**What you will do:**
From the listing below, copy each line that contains the word "Datum".

Start of Provided information

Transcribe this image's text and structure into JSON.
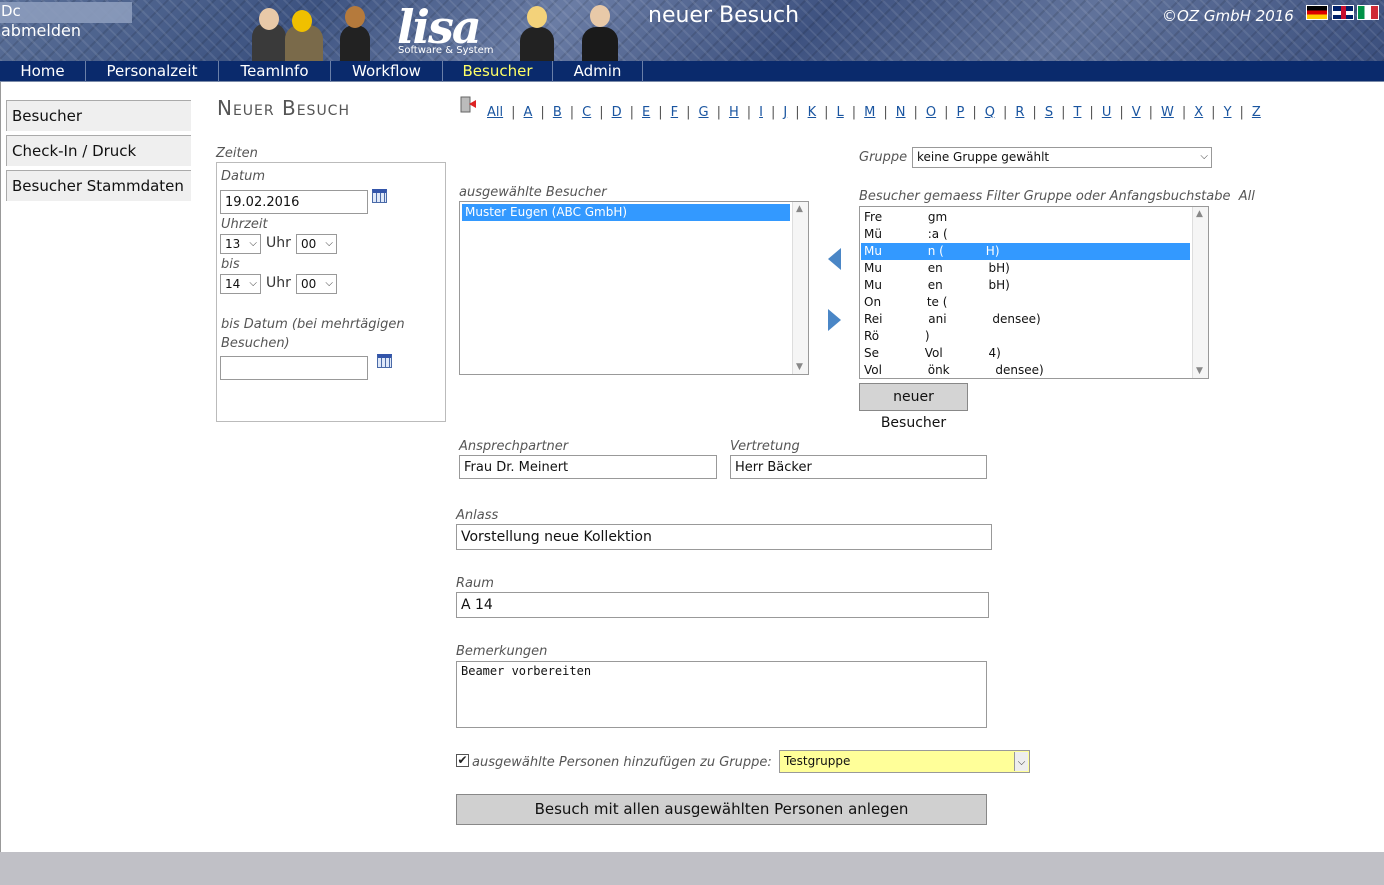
{
  "header": {
    "user_name": "Dc",
    "logout": "abmelden",
    "logo": "lisa",
    "logo_sub": "Software & System",
    "page_heading": "neuer Besuch",
    "copyright": "©OZ GmbH 2016"
  },
  "nav": [
    "Home",
    "Personalzeit",
    "TeamInfo",
    "Workflow",
    "Besucher",
    "Admin"
  ],
  "nav_active": "Besucher",
  "sidebar": [
    "Besucher",
    "Check-In / Druck",
    "Besucher Stammdaten"
  ],
  "title": "Neuer Besuch",
  "times": {
    "section_label": "Zeiten",
    "date_label": "Datum",
    "date_value": "19.02.2016",
    "time_label": "Uhrzeit",
    "from_hour": "13",
    "from_min": "00",
    "uhr": "Uhr",
    "until_label": "bis",
    "to_hour": "14",
    "to_min": "00",
    "end_date_label": "bis Datum (bei mehrtägigen Besuchen)",
    "end_date_value": ""
  },
  "alphabet": [
    "All",
    "A",
    "B",
    "C",
    "D",
    "E",
    "F",
    "G",
    "H",
    "I",
    "J",
    "K",
    "L",
    "M",
    "N",
    "O",
    "P",
    "Q",
    "R",
    "S",
    "T",
    "U",
    "V",
    "W",
    "X",
    "Y",
    "Z"
  ],
  "selected_label": "ausgewählte Besucher",
  "selected_visitors": [
    "Muster Eugen (ABC GmbH)"
  ],
  "group_label": "Gruppe",
  "group_value": "keine Gruppe gewählt",
  "filter_label": "Besucher gemaess Filter Gruppe oder Anfangsbuchstabe",
  "filter_value": "All",
  "filter_list": [
    "Fre            gm",
    "Mü            :a (",
    "Mu            n (           H)",
    "Mu            en            bH)",
    "Mu            en            bH)",
    "On            te (",
    "Rei            ani            densee)",
    "Rö            )",
    "Se            Vol            4)",
    "Vol            önk            densee)"
  ],
  "filter_selected_index": 2,
  "new_visitor_button": "neuer Besucher",
  "contact_label": "Ansprechpartner",
  "contact_value": "Frau Dr. Meinert",
  "deputy_label": "Vertretung",
  "deputy_value": "Herr Bäcker",
  "reason_label": "Anlass",
  "reason_value": "Vorstellung neue Kollektion",
  "room_label": "Raum",
  "room_value": "A 14",
  "notes_label": "Bemerkungen",
  "notes_value": "Beamer vorbereiten",
  "add_group_label": "ausgewählte Personen hinzufügen zu Gruppe:",
  "add_group_value": "Testgruppe",
  "submit_button": "Besuch mit allen ausgewählten Personen anlegen",
  "colors": {
    "nav_bg": "#0a2a6c",
    "active_nav": "#ffff66",
    "selection": "#3399ff",
    "highlight_select": "#ffff99"
  }
}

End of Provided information

**Result below:**
    "date_label": "Datum",
    "end_date_label": "bis Datum (bei mehrtägigen Besuchen)",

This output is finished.